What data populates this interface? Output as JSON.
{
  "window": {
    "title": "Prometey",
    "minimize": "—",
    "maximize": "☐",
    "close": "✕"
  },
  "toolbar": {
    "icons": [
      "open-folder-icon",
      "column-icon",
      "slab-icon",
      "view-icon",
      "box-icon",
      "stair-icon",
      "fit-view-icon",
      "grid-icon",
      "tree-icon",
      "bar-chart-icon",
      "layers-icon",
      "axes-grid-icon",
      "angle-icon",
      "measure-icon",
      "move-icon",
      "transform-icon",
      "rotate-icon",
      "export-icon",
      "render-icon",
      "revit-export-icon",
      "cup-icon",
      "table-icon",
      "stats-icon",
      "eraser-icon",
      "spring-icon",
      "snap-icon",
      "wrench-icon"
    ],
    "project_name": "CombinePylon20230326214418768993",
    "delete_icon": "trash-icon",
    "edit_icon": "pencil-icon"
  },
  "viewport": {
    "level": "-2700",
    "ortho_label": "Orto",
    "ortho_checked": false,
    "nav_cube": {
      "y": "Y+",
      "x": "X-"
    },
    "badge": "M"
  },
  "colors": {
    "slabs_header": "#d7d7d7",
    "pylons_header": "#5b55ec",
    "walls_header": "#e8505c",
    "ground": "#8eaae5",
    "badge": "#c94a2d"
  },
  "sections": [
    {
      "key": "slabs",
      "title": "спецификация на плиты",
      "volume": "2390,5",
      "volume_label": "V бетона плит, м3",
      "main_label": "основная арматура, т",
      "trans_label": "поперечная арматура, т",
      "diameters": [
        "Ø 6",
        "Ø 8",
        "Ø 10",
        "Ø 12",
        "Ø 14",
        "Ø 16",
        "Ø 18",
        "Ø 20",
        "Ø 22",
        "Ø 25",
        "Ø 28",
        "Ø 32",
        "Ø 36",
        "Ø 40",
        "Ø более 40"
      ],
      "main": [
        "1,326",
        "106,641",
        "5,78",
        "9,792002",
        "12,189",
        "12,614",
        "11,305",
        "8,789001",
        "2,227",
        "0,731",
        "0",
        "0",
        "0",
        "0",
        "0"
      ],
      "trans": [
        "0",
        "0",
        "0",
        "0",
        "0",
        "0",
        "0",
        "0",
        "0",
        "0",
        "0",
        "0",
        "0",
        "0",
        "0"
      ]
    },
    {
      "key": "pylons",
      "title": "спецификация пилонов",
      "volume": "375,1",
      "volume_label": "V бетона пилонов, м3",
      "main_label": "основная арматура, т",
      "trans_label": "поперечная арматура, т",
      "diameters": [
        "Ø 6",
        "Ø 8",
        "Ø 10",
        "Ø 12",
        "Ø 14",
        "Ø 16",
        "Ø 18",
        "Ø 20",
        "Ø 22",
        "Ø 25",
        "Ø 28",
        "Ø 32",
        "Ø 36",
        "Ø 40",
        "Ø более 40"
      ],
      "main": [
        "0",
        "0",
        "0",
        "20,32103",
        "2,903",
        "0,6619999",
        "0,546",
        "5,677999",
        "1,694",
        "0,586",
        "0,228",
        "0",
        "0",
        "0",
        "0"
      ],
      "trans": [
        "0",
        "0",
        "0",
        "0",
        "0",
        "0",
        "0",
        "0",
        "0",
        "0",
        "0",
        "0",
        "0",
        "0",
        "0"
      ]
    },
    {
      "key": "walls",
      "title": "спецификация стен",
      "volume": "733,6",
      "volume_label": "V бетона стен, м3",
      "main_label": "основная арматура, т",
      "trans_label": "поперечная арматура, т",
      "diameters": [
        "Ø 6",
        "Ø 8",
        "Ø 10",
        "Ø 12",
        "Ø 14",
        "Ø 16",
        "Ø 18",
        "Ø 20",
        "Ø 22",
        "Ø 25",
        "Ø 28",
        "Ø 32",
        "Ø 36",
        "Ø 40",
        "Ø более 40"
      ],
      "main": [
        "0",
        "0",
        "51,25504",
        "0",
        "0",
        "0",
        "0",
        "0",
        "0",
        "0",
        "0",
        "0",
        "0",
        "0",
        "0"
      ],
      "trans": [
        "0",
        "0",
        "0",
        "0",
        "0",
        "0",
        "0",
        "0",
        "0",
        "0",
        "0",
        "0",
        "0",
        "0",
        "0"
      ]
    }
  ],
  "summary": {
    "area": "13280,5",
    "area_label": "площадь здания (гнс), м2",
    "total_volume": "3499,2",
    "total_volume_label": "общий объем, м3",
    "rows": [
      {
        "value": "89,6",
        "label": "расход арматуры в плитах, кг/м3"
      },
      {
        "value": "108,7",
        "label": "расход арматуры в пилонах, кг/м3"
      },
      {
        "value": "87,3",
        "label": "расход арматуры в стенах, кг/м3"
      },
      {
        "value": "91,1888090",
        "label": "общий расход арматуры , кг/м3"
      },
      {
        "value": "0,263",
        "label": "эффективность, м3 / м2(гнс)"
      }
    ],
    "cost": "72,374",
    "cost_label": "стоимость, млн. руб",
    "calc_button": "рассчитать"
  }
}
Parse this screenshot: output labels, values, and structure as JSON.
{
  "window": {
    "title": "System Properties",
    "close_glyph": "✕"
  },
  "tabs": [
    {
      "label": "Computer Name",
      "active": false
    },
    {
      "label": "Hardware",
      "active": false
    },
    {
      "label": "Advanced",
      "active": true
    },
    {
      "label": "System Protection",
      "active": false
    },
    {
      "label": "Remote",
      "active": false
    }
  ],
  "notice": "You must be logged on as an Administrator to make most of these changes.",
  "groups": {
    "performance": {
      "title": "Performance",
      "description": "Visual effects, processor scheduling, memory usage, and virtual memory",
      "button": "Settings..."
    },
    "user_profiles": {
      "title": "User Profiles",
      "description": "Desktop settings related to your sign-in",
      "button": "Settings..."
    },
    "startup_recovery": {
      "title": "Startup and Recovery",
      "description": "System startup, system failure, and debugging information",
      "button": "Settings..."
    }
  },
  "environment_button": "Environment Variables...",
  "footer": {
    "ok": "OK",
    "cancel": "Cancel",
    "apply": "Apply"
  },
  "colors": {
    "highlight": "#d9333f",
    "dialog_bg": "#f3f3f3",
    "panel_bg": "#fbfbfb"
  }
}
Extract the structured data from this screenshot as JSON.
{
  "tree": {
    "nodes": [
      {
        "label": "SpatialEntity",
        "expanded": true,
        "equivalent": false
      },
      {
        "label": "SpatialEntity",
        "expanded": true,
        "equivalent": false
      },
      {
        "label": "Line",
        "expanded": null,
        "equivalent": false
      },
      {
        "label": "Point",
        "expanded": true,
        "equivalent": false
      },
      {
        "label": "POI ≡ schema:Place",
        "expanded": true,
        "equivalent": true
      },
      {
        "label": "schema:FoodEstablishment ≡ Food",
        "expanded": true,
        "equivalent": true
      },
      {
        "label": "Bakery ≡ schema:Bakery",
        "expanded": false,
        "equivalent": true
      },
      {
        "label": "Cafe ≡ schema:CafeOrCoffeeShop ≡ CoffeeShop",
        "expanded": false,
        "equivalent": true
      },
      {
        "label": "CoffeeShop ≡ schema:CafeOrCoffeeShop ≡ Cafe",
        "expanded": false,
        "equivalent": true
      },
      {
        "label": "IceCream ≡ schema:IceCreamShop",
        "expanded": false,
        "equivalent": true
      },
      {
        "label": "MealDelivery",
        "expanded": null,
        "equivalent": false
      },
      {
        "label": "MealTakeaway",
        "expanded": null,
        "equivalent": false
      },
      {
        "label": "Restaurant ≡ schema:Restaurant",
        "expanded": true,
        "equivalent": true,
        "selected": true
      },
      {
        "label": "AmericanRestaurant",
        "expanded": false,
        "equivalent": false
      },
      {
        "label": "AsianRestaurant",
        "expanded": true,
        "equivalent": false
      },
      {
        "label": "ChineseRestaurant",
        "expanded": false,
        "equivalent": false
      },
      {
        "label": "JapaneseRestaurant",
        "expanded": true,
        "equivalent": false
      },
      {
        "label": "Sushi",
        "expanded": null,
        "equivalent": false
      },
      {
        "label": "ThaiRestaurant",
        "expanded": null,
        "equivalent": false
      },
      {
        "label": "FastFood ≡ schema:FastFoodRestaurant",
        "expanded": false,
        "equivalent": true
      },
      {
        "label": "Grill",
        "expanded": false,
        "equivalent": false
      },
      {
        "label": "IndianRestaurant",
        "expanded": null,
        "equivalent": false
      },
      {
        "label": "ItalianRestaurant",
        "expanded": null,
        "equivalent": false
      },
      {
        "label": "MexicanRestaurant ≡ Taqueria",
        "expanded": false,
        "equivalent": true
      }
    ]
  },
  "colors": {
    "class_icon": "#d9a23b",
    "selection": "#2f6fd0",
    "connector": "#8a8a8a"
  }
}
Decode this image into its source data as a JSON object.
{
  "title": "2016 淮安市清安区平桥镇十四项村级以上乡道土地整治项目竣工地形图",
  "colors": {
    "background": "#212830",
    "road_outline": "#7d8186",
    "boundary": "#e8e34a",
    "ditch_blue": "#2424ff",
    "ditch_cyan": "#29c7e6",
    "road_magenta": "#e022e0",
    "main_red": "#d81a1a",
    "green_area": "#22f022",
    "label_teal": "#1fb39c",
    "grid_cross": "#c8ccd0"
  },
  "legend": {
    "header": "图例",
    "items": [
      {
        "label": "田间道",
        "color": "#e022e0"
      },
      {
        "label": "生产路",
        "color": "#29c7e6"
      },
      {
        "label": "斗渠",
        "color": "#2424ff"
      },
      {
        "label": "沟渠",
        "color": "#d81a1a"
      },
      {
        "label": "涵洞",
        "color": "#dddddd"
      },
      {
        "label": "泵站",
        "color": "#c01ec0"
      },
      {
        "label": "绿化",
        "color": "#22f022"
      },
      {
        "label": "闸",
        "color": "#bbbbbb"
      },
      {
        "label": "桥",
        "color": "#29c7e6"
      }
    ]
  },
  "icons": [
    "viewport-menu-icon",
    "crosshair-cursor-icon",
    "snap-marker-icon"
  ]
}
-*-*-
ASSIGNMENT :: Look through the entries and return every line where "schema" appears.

RESPONSE ::
        "label": "POI ≡ schema:Place",
        "label": "schema:FoodEstablishment ≡ Food",
        "label": "Bakery ≡ schema:Bakery",
        "label": "Cafe ≡ schema:CafeOrCoffeeShop ≡ CoffeeShop",
        "label": "CoffeeShop ≡ schema:CafeOrCoffeeShop ≡ Cafe",
        "label": "IceCream ≡ schema:IceCreamShop",
        "label": "Restaurant ≡ schema:Restaurant",
        "label": "FastFood ≡ schema:FastFoodRestaurant",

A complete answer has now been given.